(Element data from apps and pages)
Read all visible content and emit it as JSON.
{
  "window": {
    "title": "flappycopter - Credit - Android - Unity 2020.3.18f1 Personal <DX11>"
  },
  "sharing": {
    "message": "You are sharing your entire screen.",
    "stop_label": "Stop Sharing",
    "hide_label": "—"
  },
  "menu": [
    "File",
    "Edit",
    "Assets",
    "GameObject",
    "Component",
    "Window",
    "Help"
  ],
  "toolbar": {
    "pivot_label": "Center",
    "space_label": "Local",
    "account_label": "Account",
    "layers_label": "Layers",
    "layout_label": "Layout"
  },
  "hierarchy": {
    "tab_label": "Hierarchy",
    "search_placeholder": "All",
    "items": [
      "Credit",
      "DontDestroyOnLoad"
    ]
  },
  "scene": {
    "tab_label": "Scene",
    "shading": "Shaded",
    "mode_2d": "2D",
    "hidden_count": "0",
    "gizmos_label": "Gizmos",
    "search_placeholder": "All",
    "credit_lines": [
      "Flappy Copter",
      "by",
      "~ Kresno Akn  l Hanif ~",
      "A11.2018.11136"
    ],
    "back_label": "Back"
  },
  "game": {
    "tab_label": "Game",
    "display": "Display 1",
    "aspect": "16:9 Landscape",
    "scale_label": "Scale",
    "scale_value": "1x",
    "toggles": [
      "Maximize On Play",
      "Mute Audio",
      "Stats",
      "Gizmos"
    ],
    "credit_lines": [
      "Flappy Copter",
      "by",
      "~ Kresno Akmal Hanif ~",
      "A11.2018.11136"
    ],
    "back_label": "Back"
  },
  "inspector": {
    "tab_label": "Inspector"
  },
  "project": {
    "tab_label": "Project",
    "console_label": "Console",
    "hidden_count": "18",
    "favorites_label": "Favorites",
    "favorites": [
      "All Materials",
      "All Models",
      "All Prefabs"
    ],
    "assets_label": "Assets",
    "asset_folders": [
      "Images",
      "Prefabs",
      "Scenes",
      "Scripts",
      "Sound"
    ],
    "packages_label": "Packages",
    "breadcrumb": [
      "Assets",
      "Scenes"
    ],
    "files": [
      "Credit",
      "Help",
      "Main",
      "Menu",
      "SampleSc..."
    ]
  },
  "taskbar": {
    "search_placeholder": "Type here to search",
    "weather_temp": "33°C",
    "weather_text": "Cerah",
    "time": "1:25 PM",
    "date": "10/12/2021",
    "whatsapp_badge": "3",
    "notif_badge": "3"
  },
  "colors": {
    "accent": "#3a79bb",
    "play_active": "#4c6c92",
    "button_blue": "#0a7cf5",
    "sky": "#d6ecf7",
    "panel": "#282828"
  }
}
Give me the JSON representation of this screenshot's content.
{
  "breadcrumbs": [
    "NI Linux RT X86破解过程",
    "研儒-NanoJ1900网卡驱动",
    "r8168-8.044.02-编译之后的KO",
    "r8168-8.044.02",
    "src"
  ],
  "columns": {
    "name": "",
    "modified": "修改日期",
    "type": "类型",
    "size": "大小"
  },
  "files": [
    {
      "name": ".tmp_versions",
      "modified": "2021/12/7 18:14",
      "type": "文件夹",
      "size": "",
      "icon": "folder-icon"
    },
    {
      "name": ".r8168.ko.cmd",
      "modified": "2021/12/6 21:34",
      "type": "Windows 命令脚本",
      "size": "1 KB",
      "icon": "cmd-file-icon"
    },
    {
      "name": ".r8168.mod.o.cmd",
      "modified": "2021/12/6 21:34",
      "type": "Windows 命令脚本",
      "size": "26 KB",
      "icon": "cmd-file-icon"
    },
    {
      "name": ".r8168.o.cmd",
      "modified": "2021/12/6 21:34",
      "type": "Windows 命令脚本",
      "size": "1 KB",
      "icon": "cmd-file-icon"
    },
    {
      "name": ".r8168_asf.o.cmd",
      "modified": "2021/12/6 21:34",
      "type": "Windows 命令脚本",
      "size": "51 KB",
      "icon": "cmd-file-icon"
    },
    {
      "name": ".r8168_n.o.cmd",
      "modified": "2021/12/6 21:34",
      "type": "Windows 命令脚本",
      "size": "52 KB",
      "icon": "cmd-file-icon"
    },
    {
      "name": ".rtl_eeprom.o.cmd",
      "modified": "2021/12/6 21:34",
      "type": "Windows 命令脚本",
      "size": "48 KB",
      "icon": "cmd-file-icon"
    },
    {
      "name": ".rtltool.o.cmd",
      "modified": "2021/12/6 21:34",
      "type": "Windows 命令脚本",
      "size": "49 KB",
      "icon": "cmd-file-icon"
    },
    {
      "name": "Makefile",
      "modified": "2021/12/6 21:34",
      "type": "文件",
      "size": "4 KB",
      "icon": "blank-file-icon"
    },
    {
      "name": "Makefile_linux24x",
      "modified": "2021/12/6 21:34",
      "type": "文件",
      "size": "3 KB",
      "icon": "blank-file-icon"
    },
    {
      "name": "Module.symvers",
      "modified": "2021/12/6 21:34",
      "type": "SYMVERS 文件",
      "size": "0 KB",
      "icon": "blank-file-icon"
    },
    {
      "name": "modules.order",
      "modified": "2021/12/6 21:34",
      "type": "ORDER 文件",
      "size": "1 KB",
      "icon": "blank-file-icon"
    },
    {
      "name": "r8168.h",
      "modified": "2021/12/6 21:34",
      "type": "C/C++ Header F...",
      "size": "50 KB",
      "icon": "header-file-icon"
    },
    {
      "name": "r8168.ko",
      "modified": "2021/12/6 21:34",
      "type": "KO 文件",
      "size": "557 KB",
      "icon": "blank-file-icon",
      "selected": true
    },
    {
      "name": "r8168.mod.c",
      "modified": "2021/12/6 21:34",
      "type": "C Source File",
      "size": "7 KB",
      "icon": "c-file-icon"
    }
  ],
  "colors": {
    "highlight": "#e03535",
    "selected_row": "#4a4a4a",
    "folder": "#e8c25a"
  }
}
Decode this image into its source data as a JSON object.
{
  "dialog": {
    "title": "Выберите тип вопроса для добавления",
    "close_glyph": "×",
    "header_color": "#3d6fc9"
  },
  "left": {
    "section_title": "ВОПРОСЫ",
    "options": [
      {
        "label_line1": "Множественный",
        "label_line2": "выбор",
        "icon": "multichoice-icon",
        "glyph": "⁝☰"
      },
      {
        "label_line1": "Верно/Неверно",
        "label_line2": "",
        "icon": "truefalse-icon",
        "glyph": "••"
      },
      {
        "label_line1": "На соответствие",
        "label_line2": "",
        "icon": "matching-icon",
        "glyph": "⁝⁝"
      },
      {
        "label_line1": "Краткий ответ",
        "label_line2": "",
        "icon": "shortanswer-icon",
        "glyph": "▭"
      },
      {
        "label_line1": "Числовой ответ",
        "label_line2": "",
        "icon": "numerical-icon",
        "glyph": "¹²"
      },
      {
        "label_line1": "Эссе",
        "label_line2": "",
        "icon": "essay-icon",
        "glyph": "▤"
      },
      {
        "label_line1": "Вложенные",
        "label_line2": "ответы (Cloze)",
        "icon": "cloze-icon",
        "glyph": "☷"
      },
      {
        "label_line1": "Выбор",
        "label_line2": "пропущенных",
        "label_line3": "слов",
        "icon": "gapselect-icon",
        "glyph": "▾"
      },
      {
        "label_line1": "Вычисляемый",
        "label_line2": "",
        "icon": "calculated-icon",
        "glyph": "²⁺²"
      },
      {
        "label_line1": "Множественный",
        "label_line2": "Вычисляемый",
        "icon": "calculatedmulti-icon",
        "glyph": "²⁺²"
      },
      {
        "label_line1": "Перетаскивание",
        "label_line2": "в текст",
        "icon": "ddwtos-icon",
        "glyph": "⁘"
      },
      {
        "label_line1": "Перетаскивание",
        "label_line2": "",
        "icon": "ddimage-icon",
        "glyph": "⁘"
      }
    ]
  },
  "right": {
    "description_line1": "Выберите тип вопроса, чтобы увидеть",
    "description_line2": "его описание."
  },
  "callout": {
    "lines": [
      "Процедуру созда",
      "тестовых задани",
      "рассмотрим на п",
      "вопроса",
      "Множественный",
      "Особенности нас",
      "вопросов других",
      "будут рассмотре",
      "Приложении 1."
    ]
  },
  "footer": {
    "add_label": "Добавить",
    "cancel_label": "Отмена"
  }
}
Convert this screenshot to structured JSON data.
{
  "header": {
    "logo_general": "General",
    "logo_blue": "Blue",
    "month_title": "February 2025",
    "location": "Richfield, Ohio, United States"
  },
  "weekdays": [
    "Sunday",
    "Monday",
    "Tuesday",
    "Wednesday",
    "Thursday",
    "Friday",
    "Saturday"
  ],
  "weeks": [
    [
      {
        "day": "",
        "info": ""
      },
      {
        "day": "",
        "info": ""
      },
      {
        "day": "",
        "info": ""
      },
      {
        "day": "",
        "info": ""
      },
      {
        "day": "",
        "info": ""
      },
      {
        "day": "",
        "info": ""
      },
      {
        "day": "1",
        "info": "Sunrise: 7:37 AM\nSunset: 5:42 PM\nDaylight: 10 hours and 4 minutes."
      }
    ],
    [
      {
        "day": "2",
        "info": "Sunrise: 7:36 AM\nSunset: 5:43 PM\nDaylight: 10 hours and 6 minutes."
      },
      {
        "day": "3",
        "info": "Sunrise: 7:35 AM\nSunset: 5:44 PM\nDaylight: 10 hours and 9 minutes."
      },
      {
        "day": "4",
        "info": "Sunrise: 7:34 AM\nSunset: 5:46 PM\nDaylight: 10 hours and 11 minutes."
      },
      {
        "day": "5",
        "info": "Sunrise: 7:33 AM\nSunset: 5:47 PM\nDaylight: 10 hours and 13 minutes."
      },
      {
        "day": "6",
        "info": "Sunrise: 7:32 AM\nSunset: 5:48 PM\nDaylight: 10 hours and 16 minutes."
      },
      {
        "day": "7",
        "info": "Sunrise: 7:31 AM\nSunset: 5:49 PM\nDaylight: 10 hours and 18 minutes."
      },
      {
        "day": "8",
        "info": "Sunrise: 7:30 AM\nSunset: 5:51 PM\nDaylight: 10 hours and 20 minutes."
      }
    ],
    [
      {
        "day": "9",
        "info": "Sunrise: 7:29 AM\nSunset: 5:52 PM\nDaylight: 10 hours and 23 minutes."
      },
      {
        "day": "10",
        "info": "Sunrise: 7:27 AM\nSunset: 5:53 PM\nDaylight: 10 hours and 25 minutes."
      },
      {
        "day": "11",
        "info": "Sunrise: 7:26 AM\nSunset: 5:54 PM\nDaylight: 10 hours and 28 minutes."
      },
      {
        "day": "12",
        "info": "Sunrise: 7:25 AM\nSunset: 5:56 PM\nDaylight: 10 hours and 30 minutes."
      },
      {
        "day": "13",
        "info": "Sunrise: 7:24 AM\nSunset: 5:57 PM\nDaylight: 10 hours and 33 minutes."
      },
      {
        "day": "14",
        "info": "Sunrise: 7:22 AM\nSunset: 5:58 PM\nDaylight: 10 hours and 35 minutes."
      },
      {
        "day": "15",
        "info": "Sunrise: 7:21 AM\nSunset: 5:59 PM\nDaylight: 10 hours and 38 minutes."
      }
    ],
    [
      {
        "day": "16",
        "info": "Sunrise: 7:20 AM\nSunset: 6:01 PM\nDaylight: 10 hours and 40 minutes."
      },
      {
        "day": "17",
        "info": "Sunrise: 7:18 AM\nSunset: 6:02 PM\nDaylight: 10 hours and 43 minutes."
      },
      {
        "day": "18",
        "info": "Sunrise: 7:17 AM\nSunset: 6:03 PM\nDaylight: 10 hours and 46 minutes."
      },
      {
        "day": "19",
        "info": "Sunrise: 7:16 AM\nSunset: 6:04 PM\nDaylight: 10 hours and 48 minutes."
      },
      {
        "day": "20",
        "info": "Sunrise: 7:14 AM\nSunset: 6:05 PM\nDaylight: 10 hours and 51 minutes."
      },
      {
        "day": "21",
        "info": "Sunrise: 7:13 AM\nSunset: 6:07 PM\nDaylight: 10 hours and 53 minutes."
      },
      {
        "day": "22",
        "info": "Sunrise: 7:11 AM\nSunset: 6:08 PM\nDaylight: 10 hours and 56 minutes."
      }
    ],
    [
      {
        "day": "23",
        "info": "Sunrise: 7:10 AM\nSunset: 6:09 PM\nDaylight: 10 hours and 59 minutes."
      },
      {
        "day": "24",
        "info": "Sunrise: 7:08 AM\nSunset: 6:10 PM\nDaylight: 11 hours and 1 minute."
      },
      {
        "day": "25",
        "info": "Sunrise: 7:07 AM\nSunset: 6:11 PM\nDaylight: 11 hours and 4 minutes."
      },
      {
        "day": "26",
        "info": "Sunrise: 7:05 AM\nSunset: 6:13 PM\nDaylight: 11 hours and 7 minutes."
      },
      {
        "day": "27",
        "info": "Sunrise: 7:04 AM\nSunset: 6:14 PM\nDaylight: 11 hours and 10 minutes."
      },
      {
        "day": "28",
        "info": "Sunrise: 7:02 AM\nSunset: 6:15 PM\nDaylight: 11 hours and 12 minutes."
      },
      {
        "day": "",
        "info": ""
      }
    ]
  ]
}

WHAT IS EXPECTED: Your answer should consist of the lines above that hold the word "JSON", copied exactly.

FINISHED EXERCISE:
Read all visible content and emit it as JSON.
Give me the JSON representation of this screenshot's content.
Decode this image into its source data as a JSON object.
Convert this screenshot to structured JSON data.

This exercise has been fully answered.